Kitchen consists three shortstories, Kitchen 1 & 2, and Moonlight shadow. It's wonderful and even though it's collected from three individual stories, it works very well as an integrated whole.
|"Whenever it had been like this before, I had set my teeth and stood up to it; but now, lacking the strength to go to the river, I could only suffer." -Moonlight shadow|
Kitchen 1 tells feelings of Mikage Sakurai, a lonely girl just reached adulthood. She misses her grandmother who passed away recently. She finds comfort and security from her own kitchen, and she even start to sleep there. After losing her granny she has to find herself a new apartment, the one where she lives is too big and expensive for only herself. Then suddenly, her friend from school comes to see her and ask her to come and live with his mother at least until she can find new apartment. So she moves there and meet Eriko, interesting person who's lifestory is also filled with grief and sadness..
Kitchen 2 continues from the first episode, but the theme is little a bit different. When Kitchen 1 was more focused on describing feelings of darkness and loneliness, missing someone who have passed away, Kitchen 2 is more hopefull. It's like a ray of light in dark, rainy sky. In the end, Yoshimoto developes the story to it's peak, giving happy feeling to the reader.
Moonlight shadow tells about the life of a girl, who lose her boyfriend in car accident. Her boyfriend's brother also lost his loved one, and both of them suffer. Moonlight shadow is somehow amazingly real. It's like a foggy, beautiful memory of someone who have passed away long time ago, who you desperately remember and want to meet again.
In Moonlight shadow, Yoshimoto's best gifts as a writer are set free. And she is able to grasp the moment, bringing out some amazingly beautiful and important thing of human life. Personally, I must say that I found something important about myself after I read Moonlight Shadow.
All three stories handle difficult topic, a sorrowful feeling of losing someone close. One of Yoshimoto's goals as a writer is to discover nostalgia, this extraordinary human feeling, and make interesting experiments with it.
I feel that her stories are not only wonderful journeys into human's psyche, but also good guide of finding oneself, and finding a beauty from daily life. Read more about Kitchen, the movie
|"Late at night the trees in my garden seemed to shine. Awash in light from the street, the quiet glittering green of the leaves and the deep brown of the trunk seemed startlingly vivid." -Love Songs|
Yoshimoto's later works, "Asleep", translated by Michael Emmerich, was something a bit different from her other works. She's been advanced as a writer and her new books are sophisticated and surrealistic. But still easy to understand.
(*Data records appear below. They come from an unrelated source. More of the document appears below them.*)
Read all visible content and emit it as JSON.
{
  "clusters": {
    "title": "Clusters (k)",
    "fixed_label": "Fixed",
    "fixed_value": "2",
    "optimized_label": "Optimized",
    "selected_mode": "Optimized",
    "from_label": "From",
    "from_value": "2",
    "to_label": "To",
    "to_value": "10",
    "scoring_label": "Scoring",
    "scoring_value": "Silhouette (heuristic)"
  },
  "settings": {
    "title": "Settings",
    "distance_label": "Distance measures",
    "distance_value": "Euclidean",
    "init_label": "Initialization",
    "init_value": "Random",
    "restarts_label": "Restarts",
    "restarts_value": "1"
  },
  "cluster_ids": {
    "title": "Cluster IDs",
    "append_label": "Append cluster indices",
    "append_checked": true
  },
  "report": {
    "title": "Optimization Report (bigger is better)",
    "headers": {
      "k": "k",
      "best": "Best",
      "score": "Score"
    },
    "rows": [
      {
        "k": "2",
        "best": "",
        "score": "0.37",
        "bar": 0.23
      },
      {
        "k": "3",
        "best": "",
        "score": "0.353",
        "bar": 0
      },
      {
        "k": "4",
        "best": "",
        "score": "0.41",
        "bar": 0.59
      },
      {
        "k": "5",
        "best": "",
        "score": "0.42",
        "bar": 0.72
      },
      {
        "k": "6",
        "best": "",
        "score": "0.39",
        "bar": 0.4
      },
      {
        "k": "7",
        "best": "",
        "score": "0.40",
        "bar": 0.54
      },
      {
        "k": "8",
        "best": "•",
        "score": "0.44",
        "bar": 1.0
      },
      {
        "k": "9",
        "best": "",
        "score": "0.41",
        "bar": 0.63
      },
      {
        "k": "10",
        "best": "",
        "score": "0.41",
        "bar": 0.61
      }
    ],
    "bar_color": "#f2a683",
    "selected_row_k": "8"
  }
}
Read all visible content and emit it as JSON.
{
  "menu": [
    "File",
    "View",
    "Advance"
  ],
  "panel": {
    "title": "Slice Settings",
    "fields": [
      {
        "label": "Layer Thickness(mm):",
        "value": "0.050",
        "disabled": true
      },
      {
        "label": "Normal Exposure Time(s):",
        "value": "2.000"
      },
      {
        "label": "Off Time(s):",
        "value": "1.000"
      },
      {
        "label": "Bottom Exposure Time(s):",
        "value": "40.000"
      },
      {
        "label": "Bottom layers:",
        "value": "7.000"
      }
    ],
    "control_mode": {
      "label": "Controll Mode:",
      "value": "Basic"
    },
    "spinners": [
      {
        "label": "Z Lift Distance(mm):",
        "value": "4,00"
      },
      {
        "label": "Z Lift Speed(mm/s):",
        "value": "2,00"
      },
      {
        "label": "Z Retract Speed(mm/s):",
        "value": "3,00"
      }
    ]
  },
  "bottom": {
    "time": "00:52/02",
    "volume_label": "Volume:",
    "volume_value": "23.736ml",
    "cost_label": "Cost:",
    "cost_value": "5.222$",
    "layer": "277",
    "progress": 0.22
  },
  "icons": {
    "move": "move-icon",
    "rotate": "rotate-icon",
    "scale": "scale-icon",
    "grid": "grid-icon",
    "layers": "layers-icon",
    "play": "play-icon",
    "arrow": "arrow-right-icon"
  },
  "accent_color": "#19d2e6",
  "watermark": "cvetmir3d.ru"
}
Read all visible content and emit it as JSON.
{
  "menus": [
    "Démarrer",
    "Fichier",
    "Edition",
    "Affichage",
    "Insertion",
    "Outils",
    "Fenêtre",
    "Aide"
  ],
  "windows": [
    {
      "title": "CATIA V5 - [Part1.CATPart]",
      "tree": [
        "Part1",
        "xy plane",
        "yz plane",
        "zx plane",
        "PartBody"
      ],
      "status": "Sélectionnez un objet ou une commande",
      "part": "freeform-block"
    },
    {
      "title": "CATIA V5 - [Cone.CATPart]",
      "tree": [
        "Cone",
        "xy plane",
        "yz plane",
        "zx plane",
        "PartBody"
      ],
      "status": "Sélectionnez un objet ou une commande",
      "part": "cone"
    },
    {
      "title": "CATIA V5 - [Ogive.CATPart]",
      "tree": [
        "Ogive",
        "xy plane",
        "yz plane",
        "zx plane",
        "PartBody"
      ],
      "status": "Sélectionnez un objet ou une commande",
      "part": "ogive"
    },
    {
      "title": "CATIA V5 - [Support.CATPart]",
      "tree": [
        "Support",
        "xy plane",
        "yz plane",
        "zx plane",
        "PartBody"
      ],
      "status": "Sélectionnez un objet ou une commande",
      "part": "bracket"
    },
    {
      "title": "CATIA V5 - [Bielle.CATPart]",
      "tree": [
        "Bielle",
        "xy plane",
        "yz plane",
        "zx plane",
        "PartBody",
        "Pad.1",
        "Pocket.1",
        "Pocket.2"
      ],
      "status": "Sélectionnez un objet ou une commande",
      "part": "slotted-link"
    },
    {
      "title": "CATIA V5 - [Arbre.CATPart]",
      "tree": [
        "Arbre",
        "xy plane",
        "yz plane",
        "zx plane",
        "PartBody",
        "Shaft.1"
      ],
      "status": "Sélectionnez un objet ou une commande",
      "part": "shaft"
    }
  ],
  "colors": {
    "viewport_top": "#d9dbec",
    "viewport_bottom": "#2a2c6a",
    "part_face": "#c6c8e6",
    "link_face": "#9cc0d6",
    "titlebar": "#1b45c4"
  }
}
In contrast to her old style of writing, she don't describe things so straight, and she often talks through symbols.
Asleep is a collection of three shortstories. Since they all fit so well together, and they all have this same kind of sleepy atmosphere, it's almost like one long story.
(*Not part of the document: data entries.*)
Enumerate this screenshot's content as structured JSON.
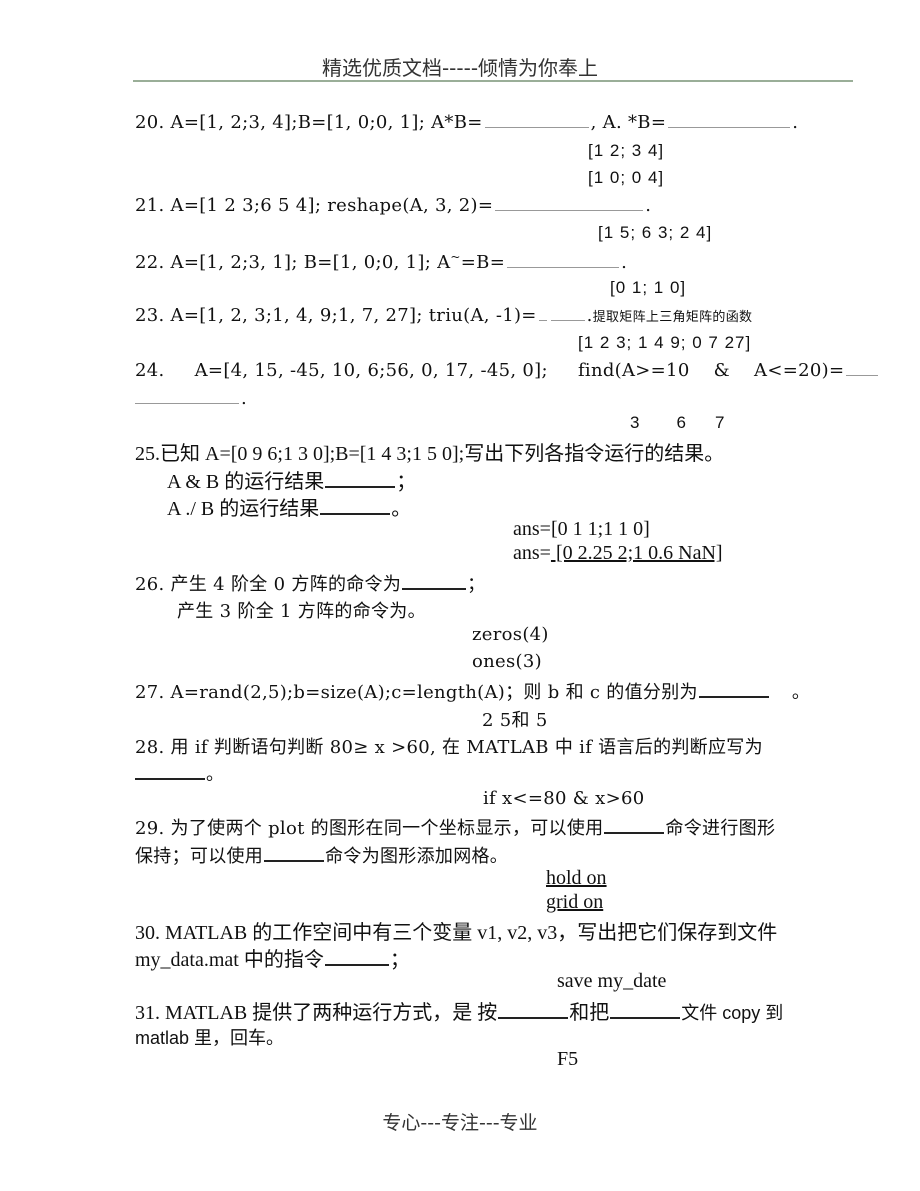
{
  "header": {
    "title": "精选优质文档-----倾情为你奉上"
  },
  "footer": {
    "text": "专心---专注---专业"
  },
  "questions": {
    "q20": {
      "prefix": "20. A=[1, 2;3, 4];B=[1, 0;0, 1]; A*B=",
      "middle": ", A. *B=",
      "suffix": ".",
      "answers": [
        "[1 2; 3 4]",
        "[1 0; 0 4]"
      ]
    },
    "q21": {
      "prefix": "21.  A=[1  2  3;6  5  4]; reshape(A, 3, 2)=",
      "suffix": ".",
      "answer": "[1 5; 6 3; 2 4]"
    },
    "q22": {
      "prefix": "22.  A=[1, 2;3, 1]; B=[1, 0;0, 1]; A",
      "tilde": "~",
      "mid": "=B=",
      "suffix": ".",
      "answer": "[0 1; 1 0]"
    },
    "q23": {
      "prefix": "23.  A=[1, 2, 3;1, 4, 9;1, 7, 27]; triu(A, -1)=",
      "suffix": ".",
      "note": "提取矩阵上三角矩阵的函数",
      "answer": "[1 2 3; 1 4 9; 0 7 27]"
    },
    "q24": {
      "prefix": "24.     A=[4, 15, -45, 10, 6;56, 0, 17, -45, 0];     find(A>=10    &    A<=20)=",
      "suffix": ".",
      "answer": [
        "3",
        "6",
        "7"
      ]
    },
    "q25": {
      "prompt": "25.已知 A=[0 9 6;1 3 0];B=[1 4 3;1 5 0];写出下列各指令运行的结果。",
      "line1": "A & B  的运行结果",
      "line1_end": "；",
      "line2": "A ./ B  的运行结果",
      "line2_end": "。",
      "answer1": "ans=[0 1 1;1 1 0]",
      "answer2_label": "ans=",
      "answer2_value": " [0 2.25 2;1 0.6 NaN]"
    },
    "q26": {
      "line1": "26.  产生 4 阶全 0 方阵的命令为",
      "line1_end": "；",
      "line2": "产生 3 阶全 1 方阵的命令为。",
      "answers": [
        "zeros(4)",
        "ones(3)"
      ]
    },
    "q27": {
      "prefix": "27.  A=rand(2,5);b=size(A);c=length(A)；则 b 和 c 的值分别为",
      "suffix": "。",
      "answer": "2 5和 5"
    },
    "q28": {
      "line1": "28.  用 if 判断语句判断 80≥  x  >60, 在 MATLAB 中 if 语言后的判断应写为",
      "line2_end": "。",
      "answer": "if x<=80 & x>60"
    },
    "q29": {
      "line1_a": "29. 为了使两个 plot 的图形在同一个坐标显示，可以使用",
      "line1_b": "命令进行图形",
      "line2_a": "保持；可以使用",
      "line2_b": "命令为图形添加网格。",
      "answers": [
        "hold on",
        "grid on"
      ]
    },
    "q30": {
      "line1": "30. MATLAB 的工作空间中有三个变量 v1, v2, v3，写出把它们保存到文件",
      "line2": "my_data.mat 中的指令",
      "line2_end": "；",
      "answer": "save my_date"
    },
    "q31": {
      "line1_a": "31. MATLAB 提供了两种运行方式，是 按",
      "line1_b": "和把",
      "line1_c": "文件 copy 到",
      "line2": "matlab 里，回车。",
      "answer": "F5"
    }
  }
}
It's very transparent, and still. Like a feeling what you feel when you've just woke up from a wonderful dream, and you want to continue sleeping. Somehow sad and nostalgic, feeling of lonelines is also one of the main themes of this beautiful work.
Night and Night's Travellers, Love Songs and Asleep, they all refer interesting way to sleeping and dreams. Asleep, a story of a woman who finds herself from a relationship with a man who's wife is in coma, ends this surrealistic but beautiful piece of art.
Check also: Hardboiled / Hard Luck
Yet Banana Yoshimoto writes in a world where falsehood reigns, where big lies don't get notices, and so the not entirely true going undetected really doesn't count for much by contrast, but it is still a point of pride when Washington Post claims that her characters are entirely uncontrived and always new, never stock written by formula, to lament that it is not entirely true, that a tone of self-congratulation latent in her early work has crept in more openly with maturity, even as her new translator warms to his responsibility. It is still possible to delude oneself that Yoshimoto is fighting the good fight and in the post-Lennon world that self-deception is very precious.